Macular degeneration (also called age-related macular degeneration or AMD) refers to a group of degenerative diseases of the retina – in particular the macula, which is responsible for central and fine-detail vision.Tthis is a painless condition and peripheral vision is not affected, many people are not aware that they have AMD until the disease is in the advanced stages. Once advanced, AMD can be classified into wet and dry forms. Most people have the dry form of AMD. People aged over 50 years or those with a family history of macular degeneration face the greatest risk. This eye disease causes people to lose the ability to distinguish faces, read, drive and see fine detail. Early detection and treatment offers the best hope of minimising significant damage. If you have difficulty reading, distinguishing faces, or start to see dark or empty patches in your central vision, have your eyes checked immediately Diagnosing macular degeneration 1. Regular eye examinations 2. Home screening An Amsler Grid may be recommended for people at high risk of developing macular degeneration, this grid contains a series of horizontal and vertical lines with a dot in the middle. If the lines appear wavy or any are missing, have your eyes checked immediately. 3. Fluorescein angiography 4. Optical coherence tomography (OCT)

Retinal vein occlusion occurs when the veins in the retina are blocked and the build-up of pressure causes smaller downstream blood vessels to leak. The blockage can occur in a branch vein with vision loss restricted to part of the visual field (branch vein retinal occlusion) or a central vein with the entire visual field affected (central vein retinal occlusion).

Retinal detachment is a serious condition in which the retina lining the back of the eye separates from the wall of the eye. If not treated, it can lead to permanent blindness. Surgery under local anaesthesia is needed to reattach the retina.




Retinal tears are not usually as serious as a retinal detachment, but they can develop into a retinal detachment if untreated. Retinal laser treatment (also known as retinal laser

surgery or retinal tear surgery) is an effective treatment for retinal tears.



Retinitis pigmentosa is the name for a range of genetic diseases that damage the retinal rod and/or cone cells (photoreceptors), causing vision loss. Unfortunately, there is no known treatment. An ophthalmologist can give you advice on what to expect and how to manage the disease.

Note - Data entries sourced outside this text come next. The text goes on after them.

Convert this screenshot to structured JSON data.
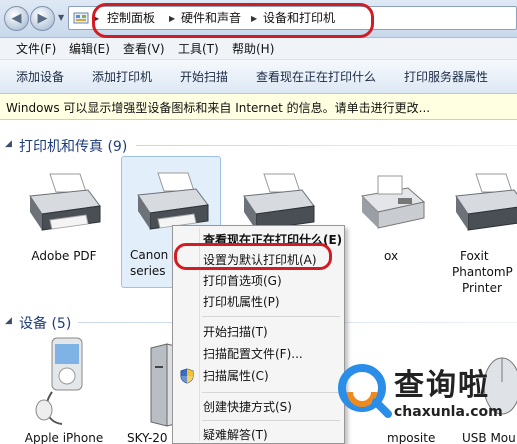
{
  "address_bar": {
    "breadcrumbs": [
      "控制面板",
      "硬件和声音",
      "设备和打印机"
    ],
    "highlight_color": "#d21c23"
  },
  "menu_bar": {
    "items": [
      "文件(F)",
      "编辑(E)",
      "查看(V)",
      "工具(T)",
      "帮助(H)"
    ]
  },
  "toolbar": {
    "buttons": [
      "添加设备",
      "添加打印机",
      "开始扫描",
      "查看现在正在打印什么",
      "打印服务器属性"
    ]
  },
  "info_bar": {
    "text": "Windows 可以显示增强型设备图标和来自 Internet 的信息。请单击进行更改..."
  },
  "printers_group": {
    "title": "打印机和传真 (9)",
    "items": [
      {
        "label": "Adobe PDF",
        "icon": "printer-icon"
      },
      {
        "label": "Canon",
        "label2": "series",
        "icon": "printer-icon",
        "selected": true
      },
      {
        "label": "",
        "icon": "printer-icon"
      },
      {
        "label": "ox",
        "icon": "fax-icon"
      },
      {
        "label": "Foxit",
        "label2": "PhantomP",
        "label3": "Printer",
        "icon": "printer-icon"
      }
    ]
  },
  "devices_group": {
    "title": "设备 (5)",
    "items": [
      {
        "label": "Apple iPhone",
        "icon": "iphone-icon"
      },
      {
        "label": "SKY-20",
        "icon": "computer-tower-icon"
      },
      {
        "label": "mposite",
        "icon": "device-icon"
      },
      {
        "label": "USB Mou",
        "icon": "mouse-icon"
      }
    ]
  },
  "context_menu": {
    "items": [
      {
        "label": "查看现在正在打印什么(E)",
        "bold": true
      },
      {
        "label": "设置为默认打印机(A)",
        "highlighted": true
      },
      {
        "label": "打印首选项(G)"
      },
      {
        "label": "打印机属性(P)"
      },
      {
        "label": "开始扫描(T)"
      },
      {
        "label": "扫描配置文件(F)..."
      },
      {
        "label": "扫描属性(C)",
        "icon": "uac-shield-icon"
      },
      {
        "label": "创建快捷方式(S)"
      },
      {
        "label": "疑难解答(T)"
      }
    ]
  },
  "watermark": {
    "text": "查询啦",
    "sub": "chaxunla.com",
    "color": "#2a8ee8"
  }
}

Epiretinal membrane, also known as macular pucker, epiretinal membrane occurs when a thin sheet of scar-like tissue grows on the surface of the macula and interferes with central vision. Your doctor will monitor progression using an OCT scan and fluorescein angiogram. Vitrectomy may be recommended.

Eye floaters are specks or smudges that float around your field of vision, caused by the degeneration of the clear, jelly-like fluid that fills your eye (the vitreous). Most floaters are harmless, but they may also be a sign of more serious retinal conditions. New floaters should always be checked by an eye specialist. Laser treatment or vitrectomy surgery can be performed for severe floaters if they are affecting your quality of life.


Diagnosing retinal conditions

  1. Retinal examination (dilated ophthalmoscopy)
  2. Digital retinal photography

State-of-the-art equipment is used to produce high-resolution photographs of your retina, optic nerve and blood vessel

  1. Fluorescein angiography

 A fluorescein angiogram uses a fluorescent dye (injected into a vein in the arm) to show any blockages or leaks in the blood vessels supplying the retina. or leaks and will use a special camera to take photographs. Your vision will be blurred for up to 12 hours after the test.

4.Optical coherence tomography (OCT) the retina and the optic nerve

OCT is a non-invasive test that captures images of the retina and the optic nerve. The OCT scans the eyes without making direct contact. The procedure takes less than 10 minutes.

Eye injections

These injections are also called intravitreal injections. They are administered in the clinic or day surgery. The eye is numbed with a local anaesthetic to stop any pain. Ongoing treatment is often necessary for many retinal disorders. (e.g Retinal vein occlusion)